Manny Delcarmen and Justin Masterson combined to allow four runs in a game-changing top of the sixth inning, buoying Kansas City to an 8-6 victory at Fenway Park.
David DeJesus launched a go-ahead two-run homer off Masterson in the fateful frame, following RBI hits from Alberto Callaspo and Ryan Freel that erased a two-run Red Sox lead.
The loss marked Boston's fourth consecutive setback in a series opener and snapped a four-game winning streak against the Royals dating back to May 19, 2008. The setback also allowed New York to move into a first-place tie with Boston atop the American League East.
"We've turned it over to our bullpen a lot of times this year and been in pretty good shape," manager Terry Francona said. "We just couldn't hold them down in the sixth."
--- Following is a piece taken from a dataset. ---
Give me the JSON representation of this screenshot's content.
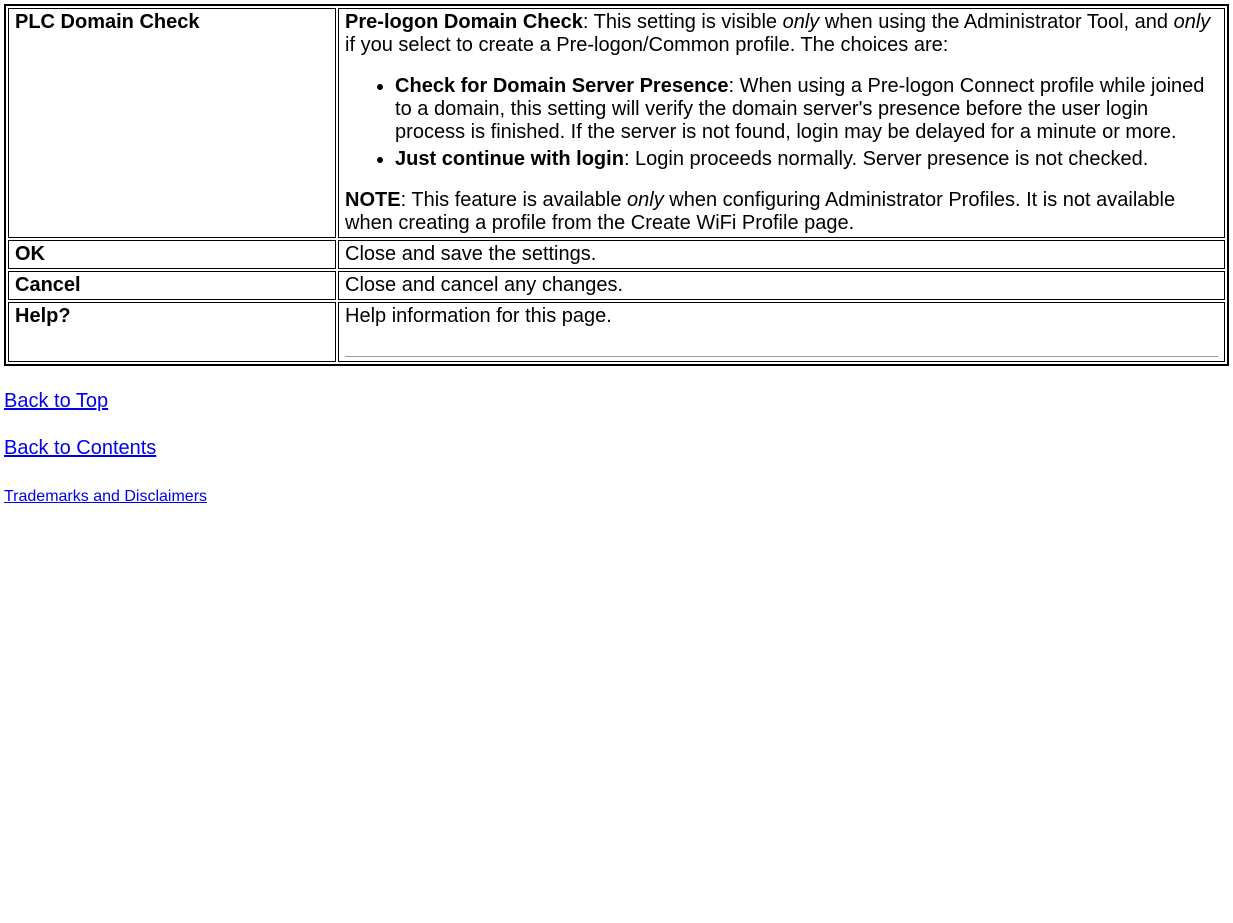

The Sox (51-34) raced out to a 3-0 lead in the first, an inning highlighted by David Ortiz's 300th career home run. Following an RBI single from Kevin Youkilis, the slugger smashed a line drive to left off Kansas City starter Luke Hochevar that barely cleared the red line along the top of the Green Monster.
Jason Bay plated Youkilis (2-for-5, two runs) with a single to center in the third, giving the Red Sox a four-run lead after three innings.
Starter Brad Penny, however, came undone in a three-run fourth for the Royals. After Miguel Olivo hit an RBI single to right, Jason Varitek's throw to second on a stolen base attempt by Olivo sailed into center field, allowing Mark Teahen to score from third.
Callaspo pulled Kansas City (37-48) within a run with an RBI double off Penny, who allowed three runs on six hits in five innings of work. The righty has surrendered three runs or fewer in nine of his past 10 outings, but he lamented his inability to pitch deeper into Thursday's game.
"My job as a starter is to go more than five innings," Penny said.
Dustin Pedroia powered a high fastball from Hochevar (5-3) into the Monster seats in the fifth, but the Royals answered one inning later with their four-run bulge.
Freel's bloop RBI single with two outs set the stage for DeJesus, who sent a Masterson offering into the Kansas City bullpen.
"It was a fastball that was supposed to be away, and it ends up right at his bat," said Masterson (3-3), who was charged with his first blown save of the season.
"You look back, and one pitch hit a guy's bat and that's the game," he added. "But that's part of baseball. They're professional hitters. The bullpen can't always get everyone out, but we try to do a good job at it."
Down to their last six outs, the Sox threatened in the eighth. Mark Kotsay's bases-loaded sacrifice fly trimmed Kansas City's lead to two runs, but with runners at the corners and two out, Royals closer Joakim Soria struck out Nick Green on a soft breaking ball to end the threat.
Despite the recent struggles of Boston's relief corps, Francona raised an eyebrow when asked if the unit is a cause for concern going forward.
"We love our bullpen," he said. "I think we have the best bullpen in the league. But when you look for four innings of relief, bad things can happen."
"We haven't caught a lot of breaks recently," Masterson said. "You're going to go through stretches like that. But if we keep firing, things will turn around, and we'll be OK."
John Barone is an associate reporter for MLB.com. This story was not subject to the approval of Major League Baseball or its clubs.